Since January 2016, 17 new immigration judges have been sworn in by the Executive Office for Immigration Review (EOIR), which falls under the purview of the Department of Justice (DOJ). Before the creation of the Department of Homeland Security (DHS), the Immigration and Naturalization Service (INS) fell under DOJ as well. Last year, EOIR was given latitude to hire additional immigration judges nationwide. These administrative law judicial positions are basically appointments for life, unlike local state and county court judges. This factor in itself is often problematic, as a sitting immigration judge can become jaded and distrustful after hearing similar claims from respondent’s who appear before them.
It has been recently calculated that there are close to 500,000 immigration cases presently before the EOIR. On average, it takes a respondent over 1000 days (or more than 3 years) to have their final case adjudicated before an immigration judge.
This delay is caused by the sheer number of cases being filed by DHS and the inability of the immigration courts and judges to complete cases. In the case of an individual who is seeking political asylum before the immigration court, they can often wait close to three years to have their day in court. Often, the time in “legal limbo” that these individuals experience compounds the stress they have already experienced, by relocating to a new country and seeking the mercy of the U.S. government, asking them to listen to their cry for help and grant them permission to remain in the country.

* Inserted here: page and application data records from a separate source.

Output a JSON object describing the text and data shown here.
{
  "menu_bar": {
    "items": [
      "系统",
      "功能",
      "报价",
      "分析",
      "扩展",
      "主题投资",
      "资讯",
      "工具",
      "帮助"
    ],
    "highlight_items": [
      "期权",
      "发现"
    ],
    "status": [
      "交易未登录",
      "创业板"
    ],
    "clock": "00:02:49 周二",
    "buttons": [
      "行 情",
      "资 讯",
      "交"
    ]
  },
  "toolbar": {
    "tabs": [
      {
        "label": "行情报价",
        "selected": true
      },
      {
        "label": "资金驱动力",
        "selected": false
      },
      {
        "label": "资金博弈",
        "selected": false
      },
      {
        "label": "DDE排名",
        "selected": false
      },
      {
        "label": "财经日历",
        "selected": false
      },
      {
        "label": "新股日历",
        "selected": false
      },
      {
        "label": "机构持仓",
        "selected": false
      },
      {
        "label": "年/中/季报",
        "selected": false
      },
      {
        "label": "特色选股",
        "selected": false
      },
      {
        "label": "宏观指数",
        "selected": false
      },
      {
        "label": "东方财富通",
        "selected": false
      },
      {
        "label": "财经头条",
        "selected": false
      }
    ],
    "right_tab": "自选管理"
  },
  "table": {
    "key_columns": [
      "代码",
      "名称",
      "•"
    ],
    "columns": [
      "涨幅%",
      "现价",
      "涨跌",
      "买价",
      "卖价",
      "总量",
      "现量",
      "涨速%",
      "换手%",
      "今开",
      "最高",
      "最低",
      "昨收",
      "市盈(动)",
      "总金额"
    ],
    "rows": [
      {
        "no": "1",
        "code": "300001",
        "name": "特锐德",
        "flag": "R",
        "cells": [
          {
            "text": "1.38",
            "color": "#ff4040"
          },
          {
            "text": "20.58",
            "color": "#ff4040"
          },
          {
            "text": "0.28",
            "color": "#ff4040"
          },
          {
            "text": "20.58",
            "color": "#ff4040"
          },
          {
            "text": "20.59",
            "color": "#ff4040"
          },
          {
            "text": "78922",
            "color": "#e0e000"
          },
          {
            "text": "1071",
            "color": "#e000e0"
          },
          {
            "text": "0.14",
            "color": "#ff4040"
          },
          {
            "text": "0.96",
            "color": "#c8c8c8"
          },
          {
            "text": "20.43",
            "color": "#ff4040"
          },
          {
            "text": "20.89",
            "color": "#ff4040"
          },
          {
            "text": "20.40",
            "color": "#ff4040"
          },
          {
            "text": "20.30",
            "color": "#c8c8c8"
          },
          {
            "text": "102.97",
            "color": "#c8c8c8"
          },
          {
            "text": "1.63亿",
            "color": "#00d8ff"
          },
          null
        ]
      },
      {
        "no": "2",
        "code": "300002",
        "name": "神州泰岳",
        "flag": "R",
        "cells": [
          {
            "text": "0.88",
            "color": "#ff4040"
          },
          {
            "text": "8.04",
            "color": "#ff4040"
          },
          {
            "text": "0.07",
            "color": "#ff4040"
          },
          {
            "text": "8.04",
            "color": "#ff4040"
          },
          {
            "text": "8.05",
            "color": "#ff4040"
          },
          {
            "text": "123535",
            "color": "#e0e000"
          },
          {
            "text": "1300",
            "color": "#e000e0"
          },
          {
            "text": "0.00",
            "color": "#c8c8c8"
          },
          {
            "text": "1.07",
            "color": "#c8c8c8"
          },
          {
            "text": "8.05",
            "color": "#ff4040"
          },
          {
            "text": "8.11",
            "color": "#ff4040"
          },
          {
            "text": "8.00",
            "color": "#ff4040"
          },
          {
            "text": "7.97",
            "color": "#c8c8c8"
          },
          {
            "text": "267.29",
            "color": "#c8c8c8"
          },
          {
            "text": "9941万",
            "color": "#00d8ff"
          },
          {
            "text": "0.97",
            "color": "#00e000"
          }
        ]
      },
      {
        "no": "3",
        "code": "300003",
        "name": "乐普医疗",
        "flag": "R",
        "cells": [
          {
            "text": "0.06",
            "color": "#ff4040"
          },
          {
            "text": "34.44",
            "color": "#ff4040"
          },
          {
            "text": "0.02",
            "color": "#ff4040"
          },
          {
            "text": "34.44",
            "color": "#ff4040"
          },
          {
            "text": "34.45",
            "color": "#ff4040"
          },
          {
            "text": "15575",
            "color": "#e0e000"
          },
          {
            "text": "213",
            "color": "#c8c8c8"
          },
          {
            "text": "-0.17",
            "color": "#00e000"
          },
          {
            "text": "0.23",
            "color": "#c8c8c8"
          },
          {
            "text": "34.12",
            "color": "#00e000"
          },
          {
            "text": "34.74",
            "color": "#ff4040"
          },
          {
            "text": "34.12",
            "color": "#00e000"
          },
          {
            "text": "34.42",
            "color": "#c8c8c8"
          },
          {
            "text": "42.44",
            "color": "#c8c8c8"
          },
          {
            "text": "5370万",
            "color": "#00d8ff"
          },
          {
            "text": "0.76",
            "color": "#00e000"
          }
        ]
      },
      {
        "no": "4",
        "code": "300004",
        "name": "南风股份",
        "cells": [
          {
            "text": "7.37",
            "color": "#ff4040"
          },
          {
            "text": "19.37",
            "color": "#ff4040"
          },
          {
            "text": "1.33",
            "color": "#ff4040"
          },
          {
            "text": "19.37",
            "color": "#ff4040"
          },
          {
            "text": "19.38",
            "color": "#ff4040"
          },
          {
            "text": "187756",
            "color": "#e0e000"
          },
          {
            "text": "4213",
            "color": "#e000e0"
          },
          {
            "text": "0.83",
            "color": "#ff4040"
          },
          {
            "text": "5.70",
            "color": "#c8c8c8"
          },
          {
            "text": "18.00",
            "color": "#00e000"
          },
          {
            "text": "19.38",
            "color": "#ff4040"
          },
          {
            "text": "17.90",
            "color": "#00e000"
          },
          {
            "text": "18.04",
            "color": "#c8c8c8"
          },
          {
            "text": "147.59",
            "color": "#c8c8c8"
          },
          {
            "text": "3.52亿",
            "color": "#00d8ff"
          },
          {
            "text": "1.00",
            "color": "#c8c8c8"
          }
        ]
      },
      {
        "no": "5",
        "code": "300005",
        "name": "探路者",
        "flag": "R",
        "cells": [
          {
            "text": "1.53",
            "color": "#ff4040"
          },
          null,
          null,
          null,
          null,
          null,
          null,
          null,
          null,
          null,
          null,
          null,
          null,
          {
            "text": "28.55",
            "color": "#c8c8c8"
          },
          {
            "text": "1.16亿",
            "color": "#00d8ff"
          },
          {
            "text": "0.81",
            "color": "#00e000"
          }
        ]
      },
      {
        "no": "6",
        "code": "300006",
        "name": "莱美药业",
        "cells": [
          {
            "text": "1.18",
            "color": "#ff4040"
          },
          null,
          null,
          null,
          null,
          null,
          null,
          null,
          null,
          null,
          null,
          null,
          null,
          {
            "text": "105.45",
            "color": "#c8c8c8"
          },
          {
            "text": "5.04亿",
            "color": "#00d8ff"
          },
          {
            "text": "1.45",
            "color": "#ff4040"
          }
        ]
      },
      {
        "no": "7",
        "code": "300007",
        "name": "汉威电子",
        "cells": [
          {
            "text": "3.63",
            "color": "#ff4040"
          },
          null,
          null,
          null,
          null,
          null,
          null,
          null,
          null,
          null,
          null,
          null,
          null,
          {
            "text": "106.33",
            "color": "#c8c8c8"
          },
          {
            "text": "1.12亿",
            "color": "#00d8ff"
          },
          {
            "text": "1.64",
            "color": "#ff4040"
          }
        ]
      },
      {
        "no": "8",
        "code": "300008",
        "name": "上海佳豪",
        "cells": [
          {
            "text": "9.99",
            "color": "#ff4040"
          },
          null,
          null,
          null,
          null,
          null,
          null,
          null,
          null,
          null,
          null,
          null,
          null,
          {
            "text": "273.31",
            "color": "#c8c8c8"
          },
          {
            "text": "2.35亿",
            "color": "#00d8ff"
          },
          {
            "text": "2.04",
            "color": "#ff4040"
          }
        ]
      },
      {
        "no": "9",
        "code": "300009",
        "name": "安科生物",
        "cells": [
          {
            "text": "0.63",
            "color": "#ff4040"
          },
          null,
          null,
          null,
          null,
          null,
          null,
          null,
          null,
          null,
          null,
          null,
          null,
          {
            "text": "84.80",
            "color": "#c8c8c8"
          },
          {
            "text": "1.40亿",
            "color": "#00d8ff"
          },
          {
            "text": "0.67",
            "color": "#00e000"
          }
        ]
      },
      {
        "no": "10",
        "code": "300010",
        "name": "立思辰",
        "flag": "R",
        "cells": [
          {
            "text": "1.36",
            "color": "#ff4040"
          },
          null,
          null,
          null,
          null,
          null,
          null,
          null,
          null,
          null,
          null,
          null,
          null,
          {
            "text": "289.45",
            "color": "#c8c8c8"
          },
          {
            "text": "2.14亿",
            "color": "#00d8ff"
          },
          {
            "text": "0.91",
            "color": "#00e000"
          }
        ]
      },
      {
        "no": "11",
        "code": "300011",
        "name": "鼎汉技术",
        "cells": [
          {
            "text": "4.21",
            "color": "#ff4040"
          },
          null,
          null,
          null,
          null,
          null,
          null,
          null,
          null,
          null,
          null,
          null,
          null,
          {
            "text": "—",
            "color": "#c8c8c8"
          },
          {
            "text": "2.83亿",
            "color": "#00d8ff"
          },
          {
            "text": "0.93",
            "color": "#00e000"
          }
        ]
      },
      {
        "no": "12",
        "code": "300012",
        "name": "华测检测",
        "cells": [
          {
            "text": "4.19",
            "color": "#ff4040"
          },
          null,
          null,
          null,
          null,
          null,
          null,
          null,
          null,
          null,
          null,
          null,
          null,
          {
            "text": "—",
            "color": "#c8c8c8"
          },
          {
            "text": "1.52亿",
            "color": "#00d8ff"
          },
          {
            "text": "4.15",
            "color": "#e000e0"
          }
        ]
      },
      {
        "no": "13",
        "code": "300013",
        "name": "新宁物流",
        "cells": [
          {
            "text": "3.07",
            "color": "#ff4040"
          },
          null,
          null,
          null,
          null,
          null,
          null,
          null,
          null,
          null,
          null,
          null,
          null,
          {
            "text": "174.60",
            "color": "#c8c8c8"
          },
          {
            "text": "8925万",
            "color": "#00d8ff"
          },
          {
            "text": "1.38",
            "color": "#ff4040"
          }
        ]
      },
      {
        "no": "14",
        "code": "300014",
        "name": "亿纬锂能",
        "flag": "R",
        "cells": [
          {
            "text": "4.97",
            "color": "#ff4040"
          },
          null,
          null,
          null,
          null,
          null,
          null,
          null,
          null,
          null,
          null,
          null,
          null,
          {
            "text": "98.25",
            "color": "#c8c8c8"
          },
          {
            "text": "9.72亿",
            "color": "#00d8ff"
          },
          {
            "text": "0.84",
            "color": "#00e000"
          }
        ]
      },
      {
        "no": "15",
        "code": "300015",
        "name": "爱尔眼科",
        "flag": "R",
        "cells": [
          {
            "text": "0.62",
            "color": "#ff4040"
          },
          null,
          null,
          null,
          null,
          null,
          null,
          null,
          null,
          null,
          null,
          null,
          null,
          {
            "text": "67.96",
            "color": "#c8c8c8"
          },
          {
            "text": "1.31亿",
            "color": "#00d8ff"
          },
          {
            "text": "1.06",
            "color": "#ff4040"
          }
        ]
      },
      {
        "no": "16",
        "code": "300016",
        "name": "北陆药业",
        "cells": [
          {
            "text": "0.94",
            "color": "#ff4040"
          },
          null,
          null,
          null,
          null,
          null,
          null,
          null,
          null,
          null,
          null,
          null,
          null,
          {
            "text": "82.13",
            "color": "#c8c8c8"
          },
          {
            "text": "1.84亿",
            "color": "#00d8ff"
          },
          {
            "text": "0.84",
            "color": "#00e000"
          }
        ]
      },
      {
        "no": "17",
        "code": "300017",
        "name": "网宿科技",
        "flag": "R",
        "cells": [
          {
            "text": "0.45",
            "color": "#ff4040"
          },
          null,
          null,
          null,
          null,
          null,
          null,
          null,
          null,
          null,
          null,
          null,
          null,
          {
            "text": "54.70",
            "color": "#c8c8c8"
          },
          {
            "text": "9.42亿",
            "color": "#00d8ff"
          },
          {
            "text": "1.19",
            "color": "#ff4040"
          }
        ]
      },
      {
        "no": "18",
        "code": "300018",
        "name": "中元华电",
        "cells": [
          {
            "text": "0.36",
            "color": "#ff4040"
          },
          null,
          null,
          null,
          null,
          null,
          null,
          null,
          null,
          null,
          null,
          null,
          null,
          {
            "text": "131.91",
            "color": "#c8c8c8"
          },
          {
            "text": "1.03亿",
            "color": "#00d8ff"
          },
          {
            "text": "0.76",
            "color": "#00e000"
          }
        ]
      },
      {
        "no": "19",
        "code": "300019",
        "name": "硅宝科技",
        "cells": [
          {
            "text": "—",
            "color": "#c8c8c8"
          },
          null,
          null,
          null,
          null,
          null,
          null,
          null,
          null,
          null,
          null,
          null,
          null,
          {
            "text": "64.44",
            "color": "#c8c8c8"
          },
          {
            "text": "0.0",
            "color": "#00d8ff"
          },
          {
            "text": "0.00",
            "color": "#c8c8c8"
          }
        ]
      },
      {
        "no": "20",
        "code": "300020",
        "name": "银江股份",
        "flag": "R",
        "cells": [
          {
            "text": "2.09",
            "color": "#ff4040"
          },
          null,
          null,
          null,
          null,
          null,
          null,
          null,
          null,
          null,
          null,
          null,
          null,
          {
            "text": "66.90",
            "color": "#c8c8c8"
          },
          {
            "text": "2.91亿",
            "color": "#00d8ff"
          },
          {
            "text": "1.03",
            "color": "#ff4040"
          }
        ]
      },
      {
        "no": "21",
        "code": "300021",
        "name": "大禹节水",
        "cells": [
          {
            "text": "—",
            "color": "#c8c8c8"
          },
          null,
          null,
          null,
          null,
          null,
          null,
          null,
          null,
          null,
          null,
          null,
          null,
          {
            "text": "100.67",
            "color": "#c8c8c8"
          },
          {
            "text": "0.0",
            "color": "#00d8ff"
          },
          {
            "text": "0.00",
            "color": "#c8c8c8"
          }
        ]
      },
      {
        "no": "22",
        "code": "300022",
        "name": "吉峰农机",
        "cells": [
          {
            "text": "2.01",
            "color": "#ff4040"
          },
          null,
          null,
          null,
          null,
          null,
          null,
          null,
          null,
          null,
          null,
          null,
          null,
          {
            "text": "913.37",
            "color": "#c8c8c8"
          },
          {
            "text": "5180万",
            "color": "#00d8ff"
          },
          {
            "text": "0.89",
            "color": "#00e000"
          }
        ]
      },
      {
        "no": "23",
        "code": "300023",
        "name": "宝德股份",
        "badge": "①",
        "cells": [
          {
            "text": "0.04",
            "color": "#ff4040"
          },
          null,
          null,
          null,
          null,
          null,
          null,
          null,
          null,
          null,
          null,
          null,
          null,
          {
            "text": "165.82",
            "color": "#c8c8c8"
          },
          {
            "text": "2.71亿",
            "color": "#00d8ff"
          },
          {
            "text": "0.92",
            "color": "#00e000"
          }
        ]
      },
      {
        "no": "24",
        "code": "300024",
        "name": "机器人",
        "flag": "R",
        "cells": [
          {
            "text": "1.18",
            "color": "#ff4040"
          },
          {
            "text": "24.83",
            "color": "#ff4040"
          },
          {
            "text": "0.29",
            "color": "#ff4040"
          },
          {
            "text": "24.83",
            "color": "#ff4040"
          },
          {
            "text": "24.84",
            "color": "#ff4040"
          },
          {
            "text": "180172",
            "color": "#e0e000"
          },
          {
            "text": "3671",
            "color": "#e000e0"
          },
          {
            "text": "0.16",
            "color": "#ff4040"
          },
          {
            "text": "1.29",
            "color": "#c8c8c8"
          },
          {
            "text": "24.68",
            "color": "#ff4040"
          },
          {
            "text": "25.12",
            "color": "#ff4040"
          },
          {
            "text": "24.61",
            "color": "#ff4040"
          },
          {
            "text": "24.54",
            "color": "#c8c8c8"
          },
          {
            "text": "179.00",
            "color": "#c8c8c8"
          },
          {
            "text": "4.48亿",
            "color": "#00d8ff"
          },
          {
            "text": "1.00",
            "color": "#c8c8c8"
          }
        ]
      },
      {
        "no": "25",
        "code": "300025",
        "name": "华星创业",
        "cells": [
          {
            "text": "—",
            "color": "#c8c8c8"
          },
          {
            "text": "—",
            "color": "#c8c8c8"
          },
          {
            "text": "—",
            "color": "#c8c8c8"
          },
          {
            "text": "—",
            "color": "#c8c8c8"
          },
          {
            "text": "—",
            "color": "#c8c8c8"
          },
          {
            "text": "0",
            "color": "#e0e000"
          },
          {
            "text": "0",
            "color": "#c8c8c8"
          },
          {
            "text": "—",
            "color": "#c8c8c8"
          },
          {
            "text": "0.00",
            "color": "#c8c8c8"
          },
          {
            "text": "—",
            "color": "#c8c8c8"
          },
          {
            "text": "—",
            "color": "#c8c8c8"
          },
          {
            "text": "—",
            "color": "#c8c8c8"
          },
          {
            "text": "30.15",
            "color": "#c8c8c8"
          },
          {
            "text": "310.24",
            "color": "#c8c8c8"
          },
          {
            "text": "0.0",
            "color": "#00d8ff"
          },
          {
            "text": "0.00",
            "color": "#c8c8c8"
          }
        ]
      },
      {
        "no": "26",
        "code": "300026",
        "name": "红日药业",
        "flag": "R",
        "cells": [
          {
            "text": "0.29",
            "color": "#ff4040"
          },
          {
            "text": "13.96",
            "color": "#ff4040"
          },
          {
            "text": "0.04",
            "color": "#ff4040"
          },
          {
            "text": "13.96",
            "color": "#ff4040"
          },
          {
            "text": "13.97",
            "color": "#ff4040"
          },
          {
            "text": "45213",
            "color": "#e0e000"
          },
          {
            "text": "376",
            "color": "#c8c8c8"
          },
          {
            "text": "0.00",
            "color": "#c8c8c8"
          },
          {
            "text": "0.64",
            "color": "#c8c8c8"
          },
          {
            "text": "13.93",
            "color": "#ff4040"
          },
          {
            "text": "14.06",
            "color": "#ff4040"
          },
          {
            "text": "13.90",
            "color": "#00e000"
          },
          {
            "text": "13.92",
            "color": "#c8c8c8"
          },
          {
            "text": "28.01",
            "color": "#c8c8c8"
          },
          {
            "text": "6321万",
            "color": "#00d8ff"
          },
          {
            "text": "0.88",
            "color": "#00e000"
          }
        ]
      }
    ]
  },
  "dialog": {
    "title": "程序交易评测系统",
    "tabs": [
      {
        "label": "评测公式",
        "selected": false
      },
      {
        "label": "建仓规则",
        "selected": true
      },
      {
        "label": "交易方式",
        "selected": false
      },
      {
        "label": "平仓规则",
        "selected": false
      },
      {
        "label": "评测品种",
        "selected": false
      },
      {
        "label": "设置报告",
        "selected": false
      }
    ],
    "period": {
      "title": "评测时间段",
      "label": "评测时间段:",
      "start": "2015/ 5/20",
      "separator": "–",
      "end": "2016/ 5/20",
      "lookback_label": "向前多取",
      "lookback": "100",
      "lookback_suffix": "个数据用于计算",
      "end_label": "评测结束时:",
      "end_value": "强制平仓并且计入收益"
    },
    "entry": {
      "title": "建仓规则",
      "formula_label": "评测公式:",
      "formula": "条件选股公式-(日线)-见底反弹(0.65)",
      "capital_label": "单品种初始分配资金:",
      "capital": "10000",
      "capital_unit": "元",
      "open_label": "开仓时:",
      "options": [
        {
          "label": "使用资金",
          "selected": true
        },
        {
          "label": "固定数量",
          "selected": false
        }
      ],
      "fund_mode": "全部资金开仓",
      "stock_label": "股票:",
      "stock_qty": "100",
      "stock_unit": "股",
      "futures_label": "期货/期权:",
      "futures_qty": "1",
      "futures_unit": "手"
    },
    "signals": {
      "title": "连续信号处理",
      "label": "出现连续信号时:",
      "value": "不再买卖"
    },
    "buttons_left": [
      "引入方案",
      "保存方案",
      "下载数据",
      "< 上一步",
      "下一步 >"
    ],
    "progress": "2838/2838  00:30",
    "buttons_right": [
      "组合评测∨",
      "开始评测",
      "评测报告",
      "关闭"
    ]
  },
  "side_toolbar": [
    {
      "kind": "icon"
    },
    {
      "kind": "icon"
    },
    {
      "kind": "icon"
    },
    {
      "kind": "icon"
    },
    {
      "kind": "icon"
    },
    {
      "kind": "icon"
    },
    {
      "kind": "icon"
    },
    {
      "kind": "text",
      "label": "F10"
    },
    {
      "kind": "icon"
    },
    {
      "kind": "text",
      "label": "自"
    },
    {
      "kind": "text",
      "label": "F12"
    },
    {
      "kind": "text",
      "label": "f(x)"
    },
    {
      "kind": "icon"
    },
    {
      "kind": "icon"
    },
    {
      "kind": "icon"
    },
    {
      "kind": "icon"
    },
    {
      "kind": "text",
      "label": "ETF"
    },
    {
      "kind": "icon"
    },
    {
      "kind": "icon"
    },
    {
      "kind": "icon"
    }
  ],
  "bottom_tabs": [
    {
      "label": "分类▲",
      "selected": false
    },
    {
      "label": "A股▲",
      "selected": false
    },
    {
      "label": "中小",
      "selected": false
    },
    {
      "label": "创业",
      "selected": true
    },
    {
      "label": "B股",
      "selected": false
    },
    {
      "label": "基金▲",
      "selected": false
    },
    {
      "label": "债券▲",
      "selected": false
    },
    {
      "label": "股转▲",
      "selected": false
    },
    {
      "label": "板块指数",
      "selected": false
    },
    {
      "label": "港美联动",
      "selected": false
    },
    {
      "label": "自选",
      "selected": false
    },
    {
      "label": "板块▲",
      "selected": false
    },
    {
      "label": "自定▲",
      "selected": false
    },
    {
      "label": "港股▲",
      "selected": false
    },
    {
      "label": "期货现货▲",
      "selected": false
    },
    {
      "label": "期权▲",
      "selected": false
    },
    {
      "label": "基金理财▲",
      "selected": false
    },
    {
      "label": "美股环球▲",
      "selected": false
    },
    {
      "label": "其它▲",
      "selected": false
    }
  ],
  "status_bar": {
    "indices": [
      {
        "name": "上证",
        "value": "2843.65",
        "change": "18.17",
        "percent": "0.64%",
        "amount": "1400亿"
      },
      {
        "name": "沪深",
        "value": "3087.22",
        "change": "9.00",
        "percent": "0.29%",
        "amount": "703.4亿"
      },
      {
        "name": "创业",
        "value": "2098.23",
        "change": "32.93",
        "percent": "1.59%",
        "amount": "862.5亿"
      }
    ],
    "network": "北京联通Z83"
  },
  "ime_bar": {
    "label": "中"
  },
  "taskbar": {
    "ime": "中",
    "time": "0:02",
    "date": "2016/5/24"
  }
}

In order to address this backlog, Congress has attempted to implement policies in the past few years that force the hands of the immigration judges to hear cases quickly. This is often accomplished to the detriment of the applicants, who are forced to present their case before having the opportunity to seek adequate legal representation. Judges also limit amount of time each individual has to present their case, often cutting off testimony in the interest of time, but clearly not in the best interest of the case.
Transitional Access Records Clearinghouse (TRAC) recently released data that estimated close to 100,000 cases were “completed” in the immigration courts to date, for the 2016 fiscal year (which begins in October, the previous year). When a case is completed, it can mean that the case was terminated by the judge, often because the DHS failed to prove the charges it had launched against the respondent. A closed case, can mean that relief was granted, denied, or voluntary departure was granted. Case completion is a numbers game for many immigration judges who strive for what they commonly refer to as a “rocket docket.”
As long as immigrants keep entering the country and DHS continues to seek their removal, immigration courts will continue to be overwhelmed by the massive number of cases on the docket. Even with the push for expedited hearings, immigration courts simply cannot keep up with the sheer number of cases. Until a solution is reached, individuals will continue to wait their turn to see the judge, unless, like many, they will give up entirely and return home.